The M-Thing. It's patient. It's modest. It's relentless. It stays.
A Beverly Hills auction house has an unusual fossil for sale. It's not an ancient animal. It's something an ancient animal left behind — and it's very, very long.
This may be the most heart-rending, most beautiful eclipse in our solar system. But you can't travel to see it. Not yet.
The year he landed on the moon, astronaut Neil Armstrong was famous, iconic, an American hero. One year later he wasn't. In 1970, how many people remembered his name? This will surprise you.
What if I told you that an ordinary-looking wave hitting your beach had traveled, intact, halfway across the planet? Would you believe me? Well, believe this.
About six and a half billion people use the metric system every single day. That's more than the citizens of any single nation, the followers of any single religion or the speakers of any single language.

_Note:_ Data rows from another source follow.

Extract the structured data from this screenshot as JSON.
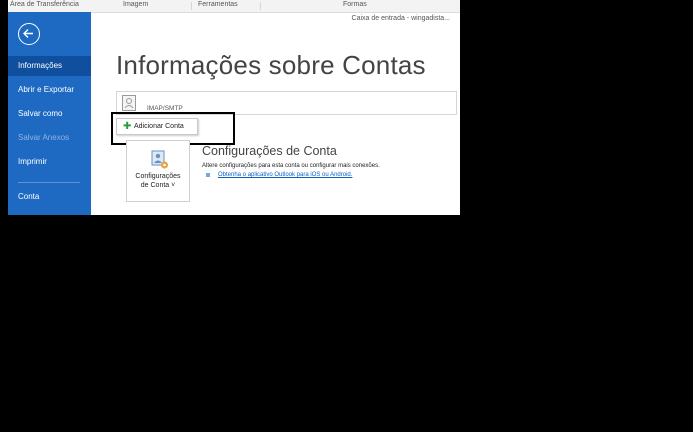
{
  "ribbon": {
    "groups": [
      "Área de Transferência",
      "Imagem",
      "Ferramentas",
      "Formas"
    ]
  },
  "mailbox": {
    "label": "Caixa de entrada - wingadista..."
  },
  "sidebar": {
    "items": [
      {
        "label": "Informações"
      },
      {
        "label": "Abrir e Exportar"
      },
      {
        "label": "Salvar como"
      },
      {
        "label": "Salvar Anexos"
      },
      {
        "label": "Imprimir"
      },
      {
        "label": "Conta"
      }
    ]
  },
  "page": {
    "title": "Informações sobre Contas",
    "account_type": "IMAP/SMTP",
    "add_account_label": "Adicionar Conta",
    "settings_button": {
      "line1": "Configurações",
      "line2": "de Conta ˅"
    },
    "section": {
      "title": "Configurações de Conta",
      "description": "Altere configurações para esta conta ou configurar mais conexões.",
      "link": "Obtenha o aplicativo Outlook para iOS ou Android."
    }
  },
  "colors": {
    "sidebar": "#1e6ac2",
    "sidebar_active": "#0f4f9e",
    "link": "#0b5fc1",
    "add_icon": "#2a9d3f"
  },
  "icons": [
    "back-arrow-icon",
    "account-icon",
    "plus-icon",
    "account-settings-icon",
    "bullet-icon"
  ]
}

Sociologist Hector Vera has called the metric system “more popular than Jesus.”
Richard Feynman, one of the greatest science teachers ever, asks a wave to tell him a story.
This bird likes livers, kidneys, entrails — anything it can pluck that's freshly dead. But what if you served it ... a painting?

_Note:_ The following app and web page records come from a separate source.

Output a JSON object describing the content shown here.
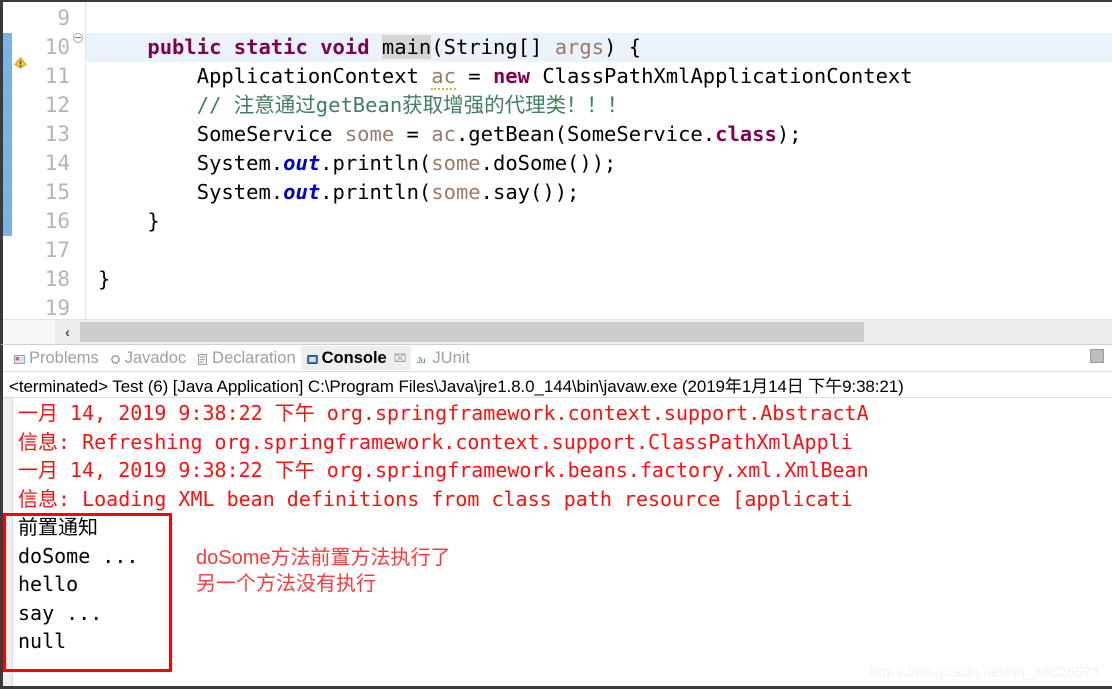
{
  "editor": {
    "lines": [
      {
        "num": "9",
        "highlight": false,
        "fold": false,
        "warn": false,
        "tokens": [
          {
            "t": "",
            "c": "plain"
          }
        ]
      },
      {
        "num": "10",
        "highlight": true,
        "fold": true,
        "warn": false,
        "tokens": [
          {
            "t": "    ",
            "c": "plain"
          },
          {
            "t": "public",
            "c": "kw"
          },
          {
            "t": " ",
            "c": "plain"
          },
          {
            "t": "static",
            "c": "kw"
          },
          {
            "t": " ",
            "c": "plain"
          },
          {
            "t": "void",
            "c": "kw"
          },
          {
            "t": " ",
            "c": "plain"
          },
          {
            "t": "main",
            "c": "occ"
          },
          {
            "t": "(String[] ",
            "c": "plain"
          },
          {
            "t": "args",
            "c": "lvar"
          },
          {
            "t": ") {",
            "c": "plain"
          }
        ]
      },
      {
        "num": "11",
        "highlight": false,
        "fold": false,
        "warn": true,
        "tokens": [
          {
            "t": "        ApplicationContext ",
            "c": "plain"
          },
          {
            "t": "ac",
            "c": "lvar squig"
          },
          {
            "t": " = ",
            "c": "plain"
          },
          {
            "t": "new",
            "c": "kw"
          },
          {
            "t": " ClassPathXmlApplicationContext",
            "c": "plain"
          }
        ]
      },
      {
        "num": "12",
        "highlight": false,
        "fold": false,
        "warn": false,
        "tokens": [
          {
            "t": "        // 注意通过getBean获取增强的代理类！！！",
            "c": "cmt"
          }
        ]
      },
      {
        "num": "13",
        "highlight": false,
        "fold": false,
        "warn": false,
        "tokens": [
          {
            "t": "        SomeService ",
            "c": "plain"
          },
          {
            "t": "some",
            "c": "lvar"
          },
          {
            "t": " = ",
            "c": "plain"
          },
          {
            "t": "ac",
            "c": "lvar"
          },
          {
            "t": ".getBean(SomeService.",
            "c": "plain"
          },
          {
            "t": "class",
            "c": "kw"
          },
          {
            "t": ");",
            "c": "plain"
          }
        ]
      },
      {
        "num": "14",
        "highlight": false,
        "fold": false,
        "warn": false,
        "tokens": [
          {
            "t": "        System.",
            "c": "plain"
          },
          {
            "t": "out",
            "c": "sfield"
          },
          {
            "t": ".println(",
            "c": "plain"
          },
          {
            "t": "some",
            "c": "lvar"
          },
          {
            "t": ".doSome());",
            "c": "plain"
          }
        ]
      },
      {
        "num": "15",
        "highlight": false,
        "fold": false,
        "warn": false,
        "tokens": [
          {
            "t": "        System.",
            "c": "plain"
          },
          {
            "t": "out",
            "c": "sfield"
          },
          {
            "t": ".println(",
            "c": "plain"
          },
          {
            "t": "some",
            "c": "lvar"
          },
          {
            "t": ".say());",
            "c": "plain"
          }
        ]
      },
      {
        "num": "16",
        "highlight": false,
        "fold": false,
        "warn": false,
        "tokens": [
          {
            "t": "    }",
            "c": "plain"
          }
        ]
      },
      {
        "num": "17",
        "highlight": false,
        "fold": false,
        "warn": false,
        "tokens": [
          {
            "t": "",
            "c": "plain"
          }
        ]
      },
      {
        "num": "18",
        "highlight": false,
        "fold": false,
        "warn": false,
        "tokens": [
          {
            "t": "}",
            "c": "plain"
          }
        ]
      },
      {
        "num": "19",
        "highlight": false,
        "fold": false,
        "warn": false,
        "tokens": [
          {
            "t": "",
            "c": "plain"
          }
        ]
      }
    ],
    "hscroll": {
      "left_arrow_label": "‹"
    }
  },
  "console": {
    "tabs": [
      {
        "label": "Problems",
        "icon": "problems-icon",
        "active": false,
        "closable": false
      },
      {
        "label": "Javadoc",
        "icon": "javadoc-icon",
        "active": false,
        "closable": false
      },
      {
        "label": "Declaration",
        "icon": "declaration-icon",
        "active": false,
        "closable": false
      },
      {
        "label": "Console",
        "icon": "console-icon",
        "active": true,
        "closable": true
      },
      {
        "label": "JUnit",
        "icon": "junit-icon",
        "active": false,
        "closable": false
      }
    ],
    "close_glyph": "⌧",
    "terminated_line": "<terminated> Test (6) [Java Application] C:\\Program Files\\Java\\jre1.8.0_144\\bin\\javaw.exe (2019年1月14日 下午9:38:21)",
    "output": [
      {
        "text": "一月 14, 2019 9:38:22 下午 org.springframework.context.support.AbstractA",
        "color": "red"
      },
      {
        "text": "信息: Refreshing org.springframework.context.support.ClassPathXmlAppli",
        "color": "red"
      },
      {
        "text": "一月 14, 2019 9:38:22 下午 org.springframework.beans.factory.xml.XmlBean",
        "color": "red"
      },
      {
        "text": "信息: Loading XML bean definitions from class path resource [applicati",
        "color": "red"
      },
      {
        "text": "前置通知",
        "color": "black"
      },
      {
        "text": "doSome ...",
        "color": "black"
      },
      {
        "text": "hello",
        "color": "black"
      },
      {
        "text": "say ...",
        "color": "black"
      },
      {
        "text": "null",
        "color": "black"
      }
    ]
  },
  "annotation": {
    "line1": "doSome方法前置方法执行了",
    "line2": "另一个方法没有执行",
    "color": "#fb3b3b"
  },
  "watermark": {
    "text": "https://blog.csdn.net/qq_38526573"
  },
  "colors": {
    "keyword": "#7f0055",
    "comment": "#3f7f5f",
    "local_var": "#9a7a6a",
    "static_field": "#0000c0",
    "console_red": "#fd0f0f",
    "annotation_red": "#ff0000",
    "line_highlight": "#eaf2fb",
    "change_bar": "#6aa5e0"
  }
}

In the 1760s, an Italian scientist ran a sex experiment that required putting teeny trousers on some ardent male frogs. Hot guys in pants, it turns out, aren't so hot.
What if you could turn your finger into a paintbrush and, in real time, draw anything on any surface (even in the air), then turn your creation into a moving figure? No, don't imagine. Watch this.
Last month, we had our very first (unofficial) artist-in-residence at Radiolab: Henry Reich, the brains behind MinutePhysics. Henry took a story from Craig Childs, the adventure-loving, cliff-scaling explorer from our Things episode, and animated it in trademark Minute Physics style: magic markers, stick figures, ...